Hewlett-Packard (NYSE:HPQ) CEO Meg Whitman has spent the last several months becoming familiar with the company's business after taking over the executive role in September. What she saw was a company divided - its efforts spread across home computers, printing and corporate computing systems.
In February, Whitman warned of radical changes ahead coupled with significant layoffs. On March 20, the company unveiled plans to merge its Images and Printing Group, which sells printers to both businesses and consumers, with its Personal Systems Group, which sells personal computers to both business and consumer clientele.
The idea is to cut costs from the overlap in Hewlett-Packard's existing manufacturing and marketing practices for its personal computers and printers. In addition to those savings, Whitman also envisions the company's PCs and printers to work better together.
The new division will be unified under the Personal Systems Group umbrella. It will be headed up by R. Todd Bradley, the current head of Hewlett-Packard's PC business. Vyomesh I. Joshi, who is currently heading up the company's imaging and printing group, will retire. Joshi has spent over 30 years with Hewlett-Packard.
The new Personal Systems Group will be the largest division in Hewlett-Packard. It is expected to account for over 50 percent of the Hewlett-Packard's revenues. In 2011, the company's PC business and printer business accounted for $65 billion in sales. In comparison, Hewlett-Packard's services group brought in $35 billion in sales while its Enterprise, Servers, Storage and Networking Group had roughly $22 billion in sales.
Hewlett-Packard has been hit hard lately by several events. There was the recent flood in Thailand which caused shortages in the company's hard disk drives. The company also had to deal with declines in consumer printing - a common occurrence during recession.
Next, and perhaps most significantly, Hewlett-Packard saw its 2010 purchase of Palm come to very little after consumers shunned tablets using the Palm software. Given that the company had spent $1.8 billion to acquire Palm, the news is far from insignificant.
The consolidation of its printing and computing business will allow Hewlett-Packard to focus its efforts more keenly on working past these issues and improving its competitive stance against companies like Apple (NASDAQ:AAPL) which, while it doesn't make its own printers, does have technology that makes it easy to print and share documents from any connected device.
It all sounds good in theory, but Hewlett-Packard hasn't set any real targets yet, or if it has those figures have not been published yet. Streamlining operations, improving branding and enhancing efficiency are lofty goals. Without some sort of tangible goal, how can anyone, including the company itself, evaluate its success in this regard? Especially given that this is Whitman's first major move, I'd have thought that at least some cost savings targets would have been announced.
I also have reservations about the company's implied switch in focus from hardware to software. Really, it is like going from being a company that makes pots and pans to being one that invents recipes - innovation in materials goods does not automatically include the ability to innovate in how those goods are used.
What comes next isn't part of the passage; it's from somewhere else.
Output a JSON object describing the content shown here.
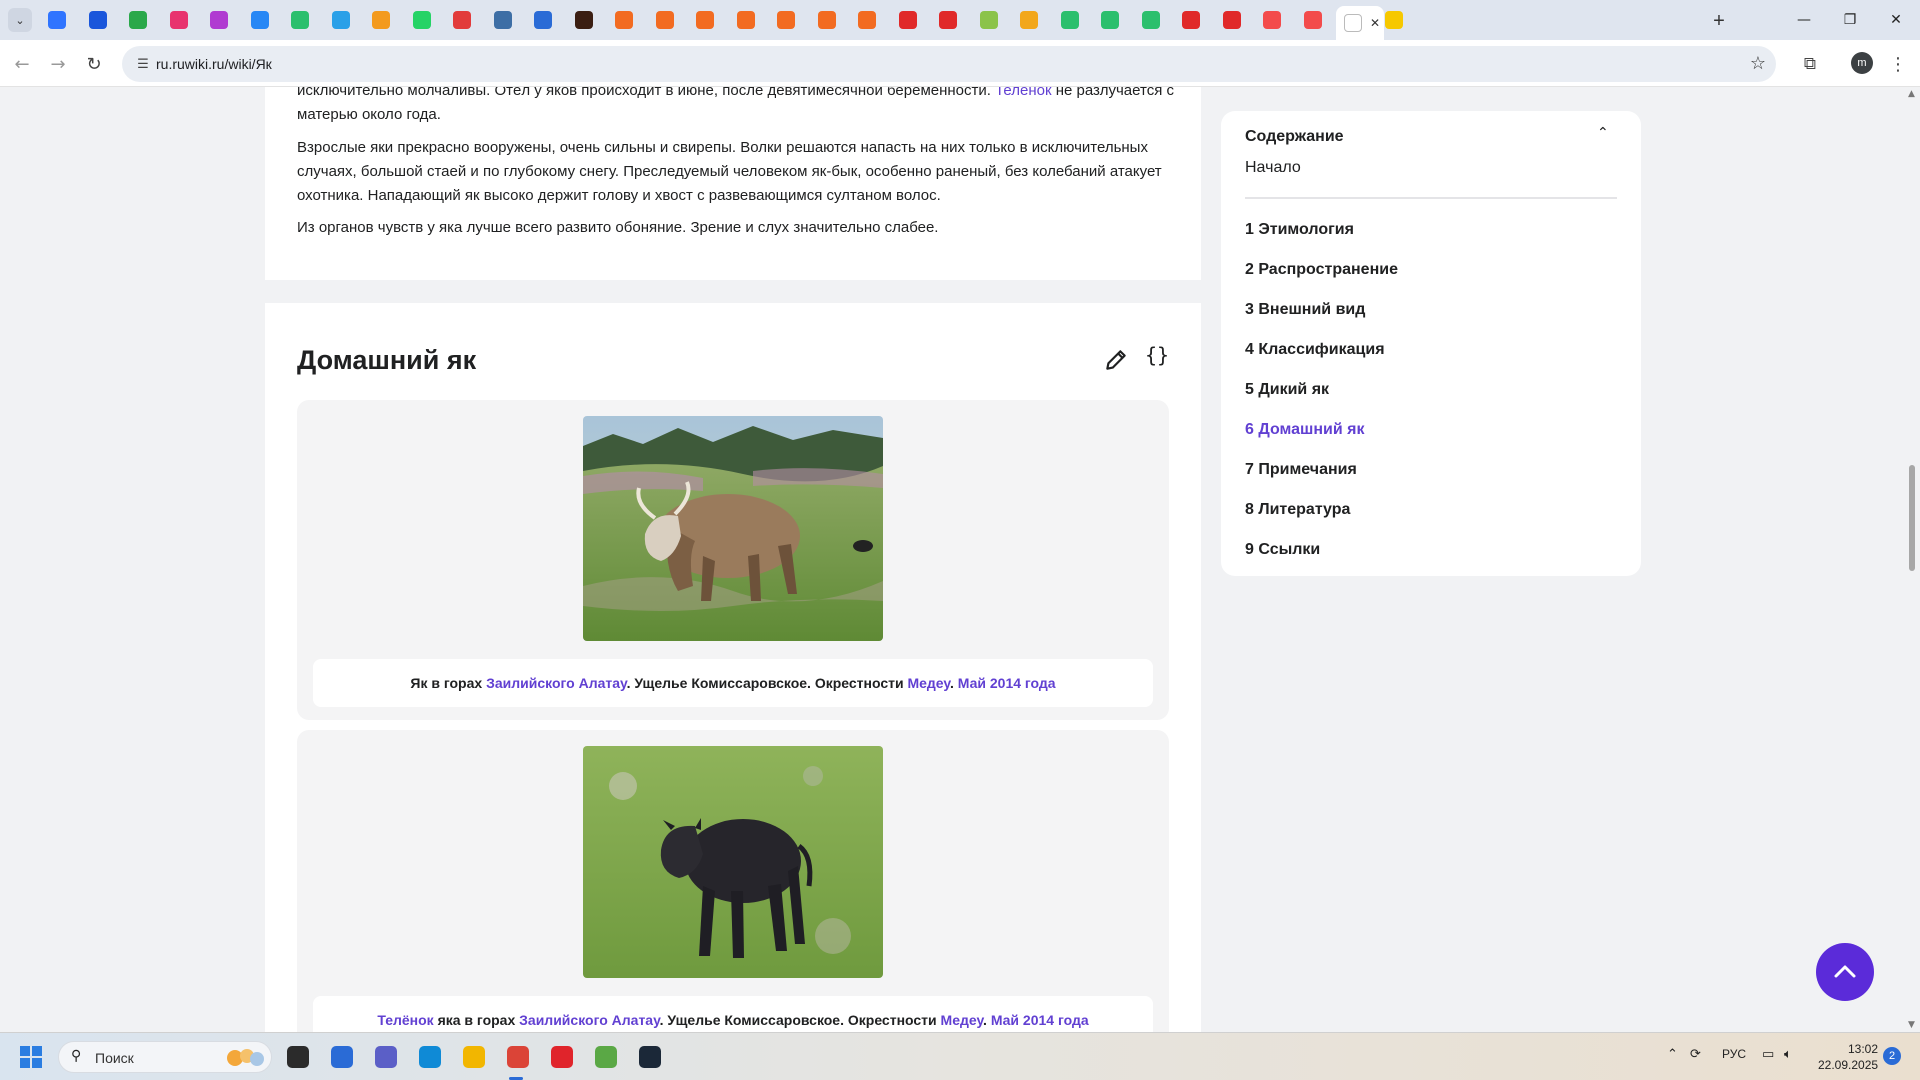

I expect there will be some stumbling as the company finds its niche - not to mention, the company has a long road to travel.
Hewlett-Packard's revenue dropped by 7.0% from the same quarter last year, dropping comparatively lower than its peers did, on average. The loss, in turn, caused the company's earnings per share to fall almost 38% quarter over quarter - and that isn't the first time the company has lost revenue. Consensus estimates suggest that the company will turn things around going forward, but I have my doubts. Hewlett-Packard also reported a significant decline in net operating cash flow, falling over 60% from the same quarter last year.
The company, which is currently trading around $23 a share is priced low at just 5.30 times its future earnings - its industry's average forward price to earnings ratio is 13.51 - but given its low earnings growth I think this is more a reflection of the company's lack of prospects rather than a market inefficiency that can be exploited. The company does offer a 48 cents dividend (2% yield), but that is hardly enough to make up for the risk.
These reservations, combined with its current performance, makes me rate this stock a hold at best.
I'd rather put my money in a company that I think has what it takes to go to the next level - like Apple. Hewlett-Packard is trying to mirror Apple's success in many ways - why bet on the understudy?
Apple recently traded at roughly $600 a share and it is priced low relative to its expected future earnings with a forward price to earnings ratio of 12.03. Plus, Apple recently announced that it would soon start paying shareholders $2.65 a share (0.44% yield) and buy back $10 billion of its share over the next three years, starting this October.
It all sounds wonderful, plus, based on its recent performance, there is no reason to think the stock won't edge even higher. Apple has enjoyed impressive revenue growth, beating out its industry's average for the same period (73.3% vs. 73.1%). In turn, that growth boosted its earnings per share and is outpacing its industry in a number of areas, from its expanding profit margins to its return on equity.
For those not encouraged by Apple (hey, they do exist), I'd recommend Dell (NASDAQ:DELL) before advising anyone to buy into Hewlett-Packard right now. Dell recently traded at roughly $16.50 a share. It doesn't pay a dividend, but it is priced low with a price to earnings ratio of less than 9. While the company's revenue growth left something to be desired at just 2.2%, the company has recently enjoyed an increasing return on equity and it has good cash flow from operations.